Cambrex invests $5 million in laboratory expansion at Karlskoga facility 1st June 2018
Cambrex Corporation, the leading manufacturer of small molecule innovator and generic Active Pharmaceutical Ingredients (APIs), has announced that it is to commence a $5 million expansion of laboratory facilities at its Karlskoga, Sweden site, to augment capability and capacity for process development and scale up, handling of potent substances, crystallization studies and solid phase characterization. Construction work on the three storey, 600 m2 building will commence at the end of Q2 2018, with completion due in Q2 2019.
The expansion will create space for a new technical laboratory with walk-in hoods for large scale laboratory syntheses up to 10 liters, where engineers and chemists will undertake tech transfer studies. The new investment will also enable handling of potent substances at a large laboratory scale, high pressure reactions and parallel synthesis for API route scouting and development.
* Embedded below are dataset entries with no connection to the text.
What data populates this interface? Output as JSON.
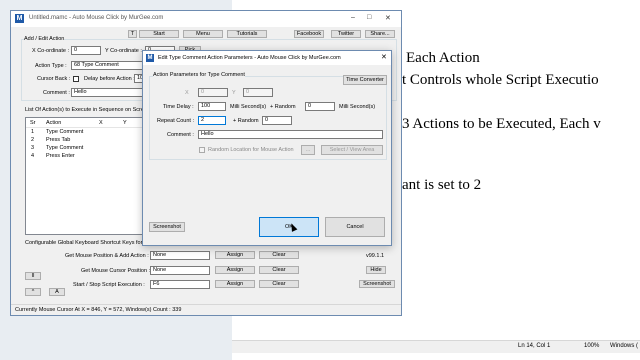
{
  "notepad": {
    "lines": [
      "Each Action",
      "t Controls whole Script Executio",
      "3 Actions to be Executed, Each v",
      "ant is set to 2"
    ],
    "status": {
      "pos": "Ln 14, Col 1",
      "zoom": "100%",
      "eol": "Windows ("
    }
  },
  "main": {
    "title": "Untitled.mamc - Auto Mouse Click by MurGee.com",
    "app_icon": "M",
    "toolbar": [
      "T",
      "Start",
      "Menu",
      "Tutorials",
      "Facebook",
      "Twitter",
      "Share..."
    ],
    "add_edit_group": "Add / Edit Action",
    "x_coord_label": "X Co-ordinate :",
    "x_coord_value": "0",
    "y_coord_label": "Y Co-ordinate :",
    "y_coord_value": "0",
    "pick_label": "Pick",
    "action_type_label": "Action Type :",
    "action_type_value": "68  Type Comment",
    "cursor_back_label": "Cursor Back :",
    "delay_before_label": "Delay before Action :",
    "delay_before_value": "10",
    "comment_label": "Comment :",
    "comment_value": "Hello",
    "list_label": "List Of Action(s) to Execute in Sequence on Screen",
    "columns": [
      "Sr",
      "Action",
      "X",
      "Y"
    ],
    "rows": [
      {
        "sr": "1",
        "action": "Type Comment"
      },
      {
        "sr": "2",
        "action": "Press Tab"
      },
      {
        "sr": "3",
        "action": "Type Comment"
      },
      {
        "sr": "4",
        "action": "Press Enter"
      }
    ],
    "shortcut_label": "Configurable Global Keyboard Shortcut Keys for th",
    "shortcuts": [
      {
        "label": "Get Mouse Position & Add Action :",
        "value": "None"
      },
      {
        "label": "Get Mouse Cursor Position :",
        "value": "None"
      },
      {
        "label": "Start / Stop Script Execution :",
        "value": "F6"
      }
    ],
    "assign_label": "Assign",
    "clear_label": "Clear",
    "version": "v99.1.1",
    "hide_label": "Hide",
    "screenshot_label": "Screenshot",
    "pause_label": "II",
    "up_label": "^",
    "a_label": "A",
    "status": "Currently Mouse Cursor At X = 846, Y = 572, Window(s) Count : 339"
  },
  "dialog": {
    "title": "Edit Type Comment Action Parameters - Auto Mouse Click by MurGee.com",
    "app_icon": "M",
    "params_label": "Action Parameters for Type Comment",
    "time_converter": "Time Converter",
    "x_label": "X",
    "x_value": "0",
    "y_label": "Y",
    "y_value": "0",
    "time_delay_label": "Time Delay :",
    "time_delay_value": "100",
    "ms_label": "Milli Second(s)",
    "plus_random_label": "+   Random",
    "random_value": "0",
    "ms_label2": "Milli Second(s)",
    "repeat_label": "Repeat Count :",
    "repeat_value": "2",
    "plus_random2": "+ Random",
    "random2_value": "0",
    "comment_label": "Comment :",
    "comment_value": "Hello",
    "random_location": "Random Location for Mouse Action",
    "dots": "...",
    "view_area": "Select / View Area",
    "screenshot": "Screenshot",
    "ok": "OK",
    "cancel": "Cancel"
  }
}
In addition to the technical laboratory, the expansion will feature two analytical development and quality control laboratories and additional office space for 12 additional scientists and chemists, taking the total headcount to 60.
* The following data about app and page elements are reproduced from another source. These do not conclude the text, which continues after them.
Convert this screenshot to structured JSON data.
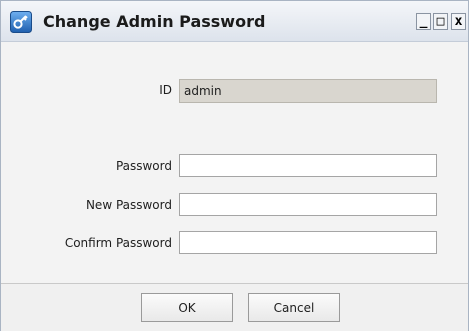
{
  "window": {
    "title": "Change Admin Password",
    "controls": {
      "minimize": "_",
      "maximize": "□",
      "close": "x"
    }
  },
  "form": {
    "id_label": "ID",
    "id_value": "admin",
    "password_label": "Password",
    "password_value": "",
    "new_password_label": "New Password",
    "new_password_value": "",
    "confirm_password_label": "Confirm Password",
    "confirm_password_value": ""
  },
  "buttons": {
    "ok": "OK",
    "cancel": "Cancel"
  },
  "icons": {
    "app": "key-icon"
  },
  "colors": {
    "readonly_field": "#d9d6cf",
    "title_bar": "#e6ebf2"
  }
}
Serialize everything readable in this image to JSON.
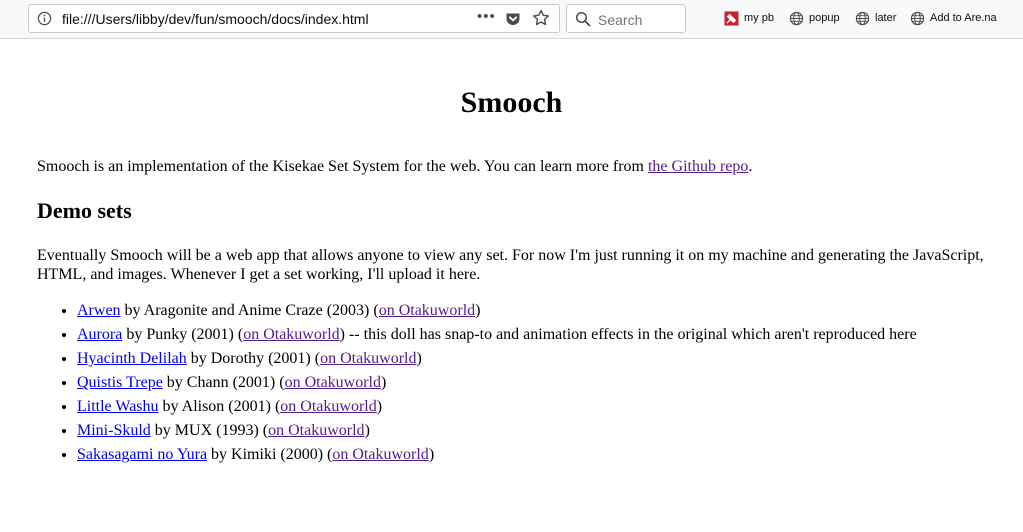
{
  "browser": {
    "url": "file:///Users/libby/dev/fun/smooch/docs/index.html",
    "overflow": "•••",
    "search_placeholder": "Search",
    "bookmarks": [
      {
        "label": "my pb",
        "icon": "pinboard-icon"
      },
      {
        "label": "popup",
        "icon": "globe-icon"
      },
      {
        "label": "later",
        "icon": "globe-icon"
      },
      {
        "label": "Add to Are.na",
        "icon": "globe-icon"
      }
    ]
  },
  "page": {
    "title": "Smooch",
    "intro_text": "Smooch is an implementation of the Kisekae Set System for the web. You can learn more from ",
    "intro_link": "the Github repo",
    "intro_end": ".",
    "section_title": "Demo sets",
    "section_text": "Eventually Smooch will be a web app that allows anyone to view any set. For now I'm just running it on my machine and generating the JavaScript, HTML, and images. Whenever I get a set working, I'll upload it here.",
    "sets": [
      {
        "name": "Arwen",
        "by": " by Aragonite and Anime Craze (2003) (",
        "source": "on Otakuworld",
        "after": ")"
      },
      {
        "name": "Aurora",
        "by": " by Punky (2001) (",
        "source": "on Otakuworld",
        "after": ") -- this doll has snap-to and animation effects in the original which aren't reproduced here"
      },
      {
        "name": "Hyacinth Delilah",
        "by": " by Dorothy (2001) (",
        "source": "on Otakuworld",
        "after": ")"
      },
      {
        "name": "Quistis Trepe",
        "by": " by Chann (2001) (",
        "source": "on Otakuworld",
        "after": ")"
      },
      {
        "name": "Little Washu",
        "by": " by Alison (2001) (",
        "source": "on Otakuworld",
        "after": ")"
      },
      {
        "name": "Mini-Skuld",
        "by": " by MUX (1993) (",
        "source": "on Otakuworld",
        "after": ")"
      },
      {
        "name": "Sakasagami no Yura",
        "by": " by Kimiki (2000) (",
        "source": "on Otakuworld",
        "after": ")"
      }
    ]
  }
}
“We have a rich history in chemistry at our Karlskoa site, dating back 120 years to Alfred Nobel himself in 1896,” commented Bjarne Sandberg, Managing Director at Cambrex Karlskoga. “The new laboratory expansion will enhance our ability to provide global customers with scientific and chemical excellence.”
In 2017 Cambrex announced that it had upgraded its continuous flow capabilities in Karlskoga with a dedicated commercial-scale unit, capable of producing multiple metric tons of high purity API intermediates per annum. To complement these capabilities, the company also completed the installation of multiple continuous flow reactor platforms at its process development facility in High Point, North Carolina. This investment is focused on the rapid and successful development of processes to supply clinical as well as commercial demand for chemical syntheses.